Work to complete | Before you reproduce the entries that follow, strip out any image they contain and keep the rest exact.

(Data items)
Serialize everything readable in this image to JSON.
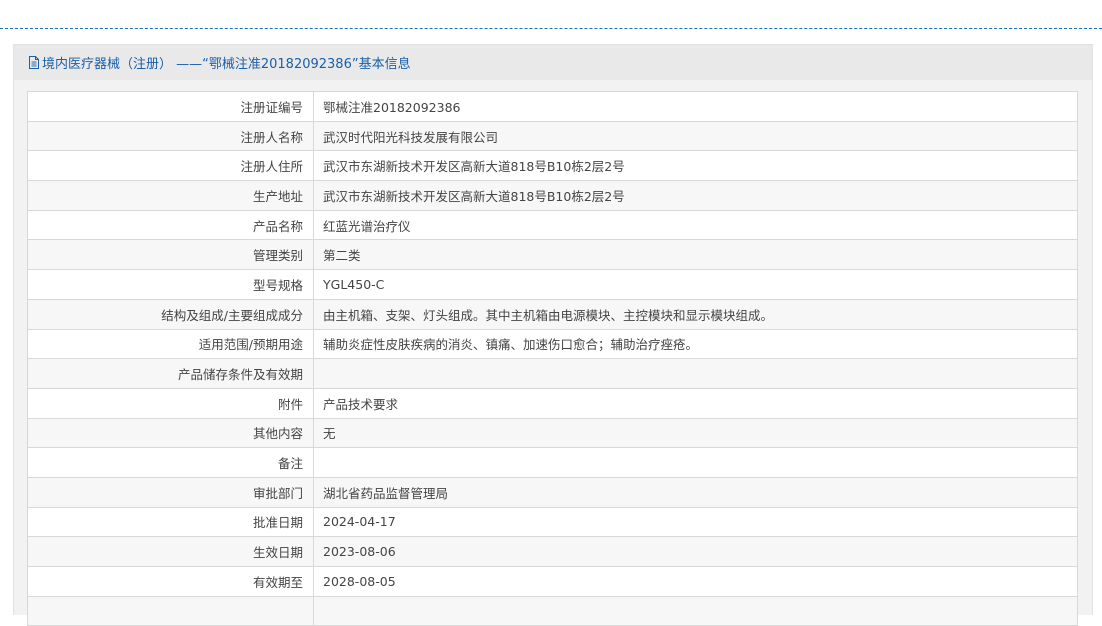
{
  "panel": {
    "title": "境内医疗器械（注册） ——“鄂械注准20182092386”基本信息",
    "icon": "document-icon"
  },
  "rows": [
    {
      "label": "注册证编号",
      "value": "鄂械注准20182092386"
    },
    {
      "label": "注册人名称",
      "value": "武汉时代阳光科技发展有限公司"
    },
    {
      "label": "注册人住所",
      "value": "武汉市东湖新技术开发区高新大道818号B10栋2层2号"
    },
    {
      "label": "生产地址",
      "value": "武汉市东湖新技术开发区高新大道818号B10栋2层2号"
    },
    {
      "label": "产品名称",
      "value": "红蓝光谱治疗仪"
    },
    {
      "label": "管理类别",
      "value": "第二类"
    },
    {
      "label": "型号规格",
      "value": "YGL450-C"
    },
    {
      "label": "结构及组成/主要组成成分",
      "value": "由主机箱、支架、灯头组成。其中主机箱由电源模块、主控模块和显示模块组成。"
    },
    {
      "label": "适用范围/预期用途",
      "value": "辅助炎症性皮肤疾病的消炎、镇痛、加速伤口愈合；辅助治疗痤疮。"
    },
    {
      "label": "产品储存条件及有效期",
      "value": ""
    },
    {
      "label": "附件",
      "value": "产品技术要求"
    },
    {
      "label": "其他内容",
      "value": "无"
    },
    {
      "label": "备注",
      "value": ""
    },
    {
      "label": "审批部门",
      "value": "湖北省药品监督管理局"
    },
    {
      "label": "批准日期",
      "value": "2024-04-17"
    },
    {
      "label": "生效日期",
      "value": "2023-08-06"
    },
    {
      "label": "有效期至",
      "value": "2028-08-05"
    },
    {
      "label": "",
      "value": ""
    }
  ],
  "colors": {
    "accent": "#1a5fa8",
    "row_alt": "#f7f7f7",
    "border": "#d8d8d8"
  }
}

Problem solution |
Serialize everything readable in this image to JSON.
{
  "panel": {
    "title": "境内医疗器械（注册） ——“鄂械注准20182092386”基本信息",
    "icon": "document-icon"
  },
  "rows": [
    {
      "label": "注册证编号",
      "value": "鄂械注准20182092386"
    },
    {
      "label": "注册人名称",
      "value": "武汉时代阳光科技发展有限公司"
    },
    {
      "label": "注册人住所",
      "value": "武汉市东湖新技术开发区高新大道818号B10栋2层2号"
    },
    {
      "label": "生产地址",
      "value": "武汉市东湖新技术开发区高新大道818号B10栋2层2号"
    },
    {
      "label": "产品名称",
      "value": "红蓝光谱治疗仪"
    },
    {
      "label": "管理类别",
      "value": "第二类"
    },
    {
      "label": "型号规格",
      "value": "YGL450-C"
    },
    {
      "label": "结构及组成/主要组成成分",
      "value": "由主机箱、支架、灯头组成。其中主机箱由电源模块、主控模块和显示模块组成。"
    },
    {
      "label": "适用范围/预期用途",
      "value": "辅助炎症性皮肤疾病的消炎、镇痛、加速伤口愈合；辅助治疗痤疮。"
    },
    {
      "label": "产品储存条件及有效期",
      "value": ""
    },
    {
      "label": "附件",
      "value": "产品技术要求"
    },
    {
      "label": "其他内容",
      "value": "无"
    },
    {
      "label": "备注",
      "value": ""
    },
    {
      "label": "审批部门",
      "value": "湖北省药品监督管理局"
    },
    {
      "label": "批准日期",
      "value": "2024-04-17"
    },
    {
      "label": "生效日期",
      "value": "2023-08-06"
    },
    {
      "label": "有效期至",
      "value": "2028-08-05"
    },
    {
      "label": "",
      "value": ""
    }
  ],
  "colors": {
    "accent": "#1a5fa8",
    "row_alt": "#f7f7f7",
    "border": "#d8d8d8"
  }
}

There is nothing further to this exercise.